> [Task to carry out] Count the lines below with the string "file" in them. Only the number should be given.

——————

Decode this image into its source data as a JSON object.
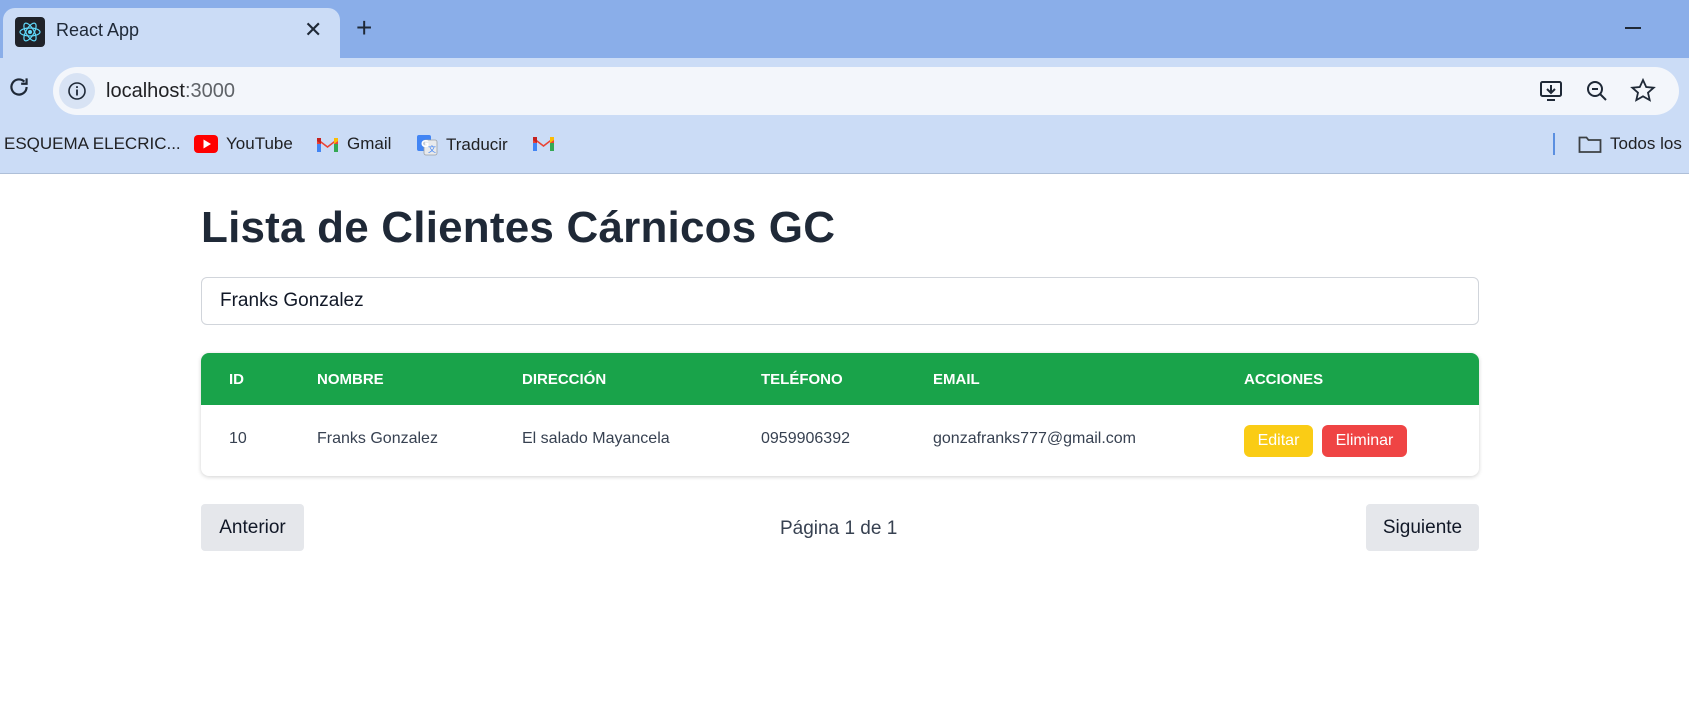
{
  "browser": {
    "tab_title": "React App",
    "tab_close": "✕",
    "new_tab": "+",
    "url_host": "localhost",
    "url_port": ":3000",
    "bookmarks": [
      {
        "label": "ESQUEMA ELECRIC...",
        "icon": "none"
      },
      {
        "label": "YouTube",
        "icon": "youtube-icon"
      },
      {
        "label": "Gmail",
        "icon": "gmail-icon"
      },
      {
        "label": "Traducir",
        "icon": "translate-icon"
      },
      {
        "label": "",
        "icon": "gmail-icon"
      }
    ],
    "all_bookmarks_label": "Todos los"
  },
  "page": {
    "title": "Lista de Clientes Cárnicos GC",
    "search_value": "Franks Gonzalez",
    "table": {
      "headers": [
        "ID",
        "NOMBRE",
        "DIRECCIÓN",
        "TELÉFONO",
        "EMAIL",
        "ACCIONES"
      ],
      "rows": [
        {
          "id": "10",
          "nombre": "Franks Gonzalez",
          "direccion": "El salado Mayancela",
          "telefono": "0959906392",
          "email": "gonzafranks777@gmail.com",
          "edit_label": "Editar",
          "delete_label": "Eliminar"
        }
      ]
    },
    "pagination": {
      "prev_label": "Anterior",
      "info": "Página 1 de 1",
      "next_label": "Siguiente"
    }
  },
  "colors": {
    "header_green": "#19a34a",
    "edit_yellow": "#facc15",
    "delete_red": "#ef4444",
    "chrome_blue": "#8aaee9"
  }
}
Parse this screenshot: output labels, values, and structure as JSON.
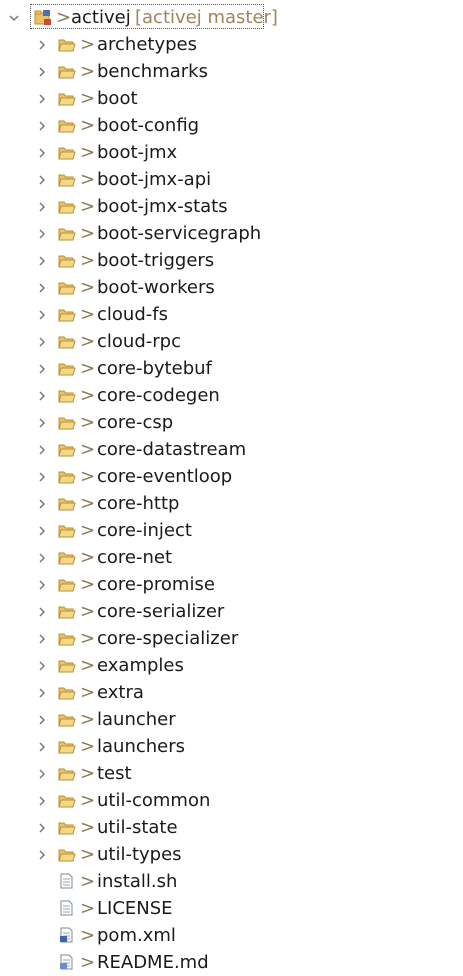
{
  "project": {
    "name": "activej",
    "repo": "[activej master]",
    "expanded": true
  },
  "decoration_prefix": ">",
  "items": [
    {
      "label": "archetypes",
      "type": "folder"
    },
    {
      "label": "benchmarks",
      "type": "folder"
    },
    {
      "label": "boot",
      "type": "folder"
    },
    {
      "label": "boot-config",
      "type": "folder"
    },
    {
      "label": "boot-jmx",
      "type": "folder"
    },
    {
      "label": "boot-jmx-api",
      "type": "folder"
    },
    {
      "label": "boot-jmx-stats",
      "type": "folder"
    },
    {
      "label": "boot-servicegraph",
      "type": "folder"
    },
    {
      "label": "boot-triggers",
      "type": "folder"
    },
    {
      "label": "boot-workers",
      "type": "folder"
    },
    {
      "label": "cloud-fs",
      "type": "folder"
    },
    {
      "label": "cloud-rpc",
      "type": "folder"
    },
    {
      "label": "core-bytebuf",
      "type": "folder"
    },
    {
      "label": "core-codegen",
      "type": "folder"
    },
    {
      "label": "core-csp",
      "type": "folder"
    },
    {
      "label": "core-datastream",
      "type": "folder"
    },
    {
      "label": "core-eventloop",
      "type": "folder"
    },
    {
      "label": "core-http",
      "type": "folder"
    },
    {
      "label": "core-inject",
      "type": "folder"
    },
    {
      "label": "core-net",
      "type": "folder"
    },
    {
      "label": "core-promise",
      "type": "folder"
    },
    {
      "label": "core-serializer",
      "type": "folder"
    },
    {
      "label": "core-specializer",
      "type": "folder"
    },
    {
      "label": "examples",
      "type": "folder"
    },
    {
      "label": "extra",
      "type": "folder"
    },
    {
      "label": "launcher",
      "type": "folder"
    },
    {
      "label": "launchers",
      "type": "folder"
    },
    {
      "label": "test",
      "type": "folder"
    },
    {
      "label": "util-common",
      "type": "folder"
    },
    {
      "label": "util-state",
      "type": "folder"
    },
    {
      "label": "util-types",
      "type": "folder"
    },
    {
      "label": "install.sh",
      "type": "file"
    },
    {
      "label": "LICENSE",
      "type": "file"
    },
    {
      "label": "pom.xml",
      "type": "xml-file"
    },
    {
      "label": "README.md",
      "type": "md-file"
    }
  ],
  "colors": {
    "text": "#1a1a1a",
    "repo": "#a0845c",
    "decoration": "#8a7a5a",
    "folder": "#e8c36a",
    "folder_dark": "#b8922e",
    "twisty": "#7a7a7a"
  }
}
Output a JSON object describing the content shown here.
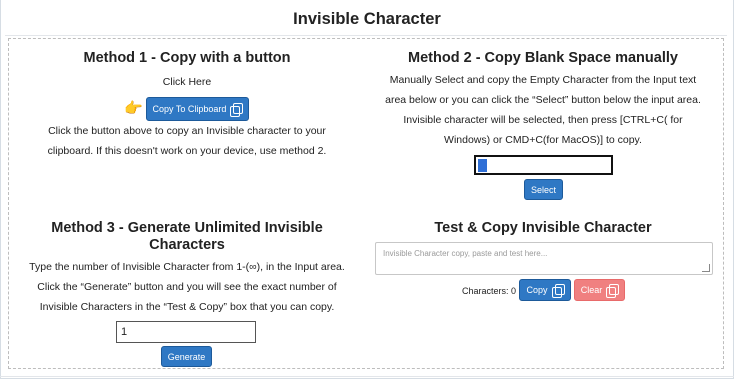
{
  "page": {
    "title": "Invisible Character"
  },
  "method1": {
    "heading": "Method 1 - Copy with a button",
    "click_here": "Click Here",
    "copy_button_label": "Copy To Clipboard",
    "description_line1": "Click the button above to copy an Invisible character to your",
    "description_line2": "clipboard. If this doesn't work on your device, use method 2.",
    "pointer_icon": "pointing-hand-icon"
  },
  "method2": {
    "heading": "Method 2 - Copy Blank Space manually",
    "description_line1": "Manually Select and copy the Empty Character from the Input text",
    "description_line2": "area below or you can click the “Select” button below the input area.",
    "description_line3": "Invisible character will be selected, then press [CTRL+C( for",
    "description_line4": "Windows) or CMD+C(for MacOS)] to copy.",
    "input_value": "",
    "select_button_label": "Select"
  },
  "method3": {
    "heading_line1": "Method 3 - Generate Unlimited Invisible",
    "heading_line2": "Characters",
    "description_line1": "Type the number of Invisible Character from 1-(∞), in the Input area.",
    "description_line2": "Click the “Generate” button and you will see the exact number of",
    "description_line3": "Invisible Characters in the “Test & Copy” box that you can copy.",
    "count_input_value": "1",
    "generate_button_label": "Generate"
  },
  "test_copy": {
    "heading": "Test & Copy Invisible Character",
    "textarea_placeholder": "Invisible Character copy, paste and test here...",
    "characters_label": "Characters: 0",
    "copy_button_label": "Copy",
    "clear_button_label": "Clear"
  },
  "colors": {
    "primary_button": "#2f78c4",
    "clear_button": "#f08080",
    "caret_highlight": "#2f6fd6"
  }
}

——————

> [Response below] 4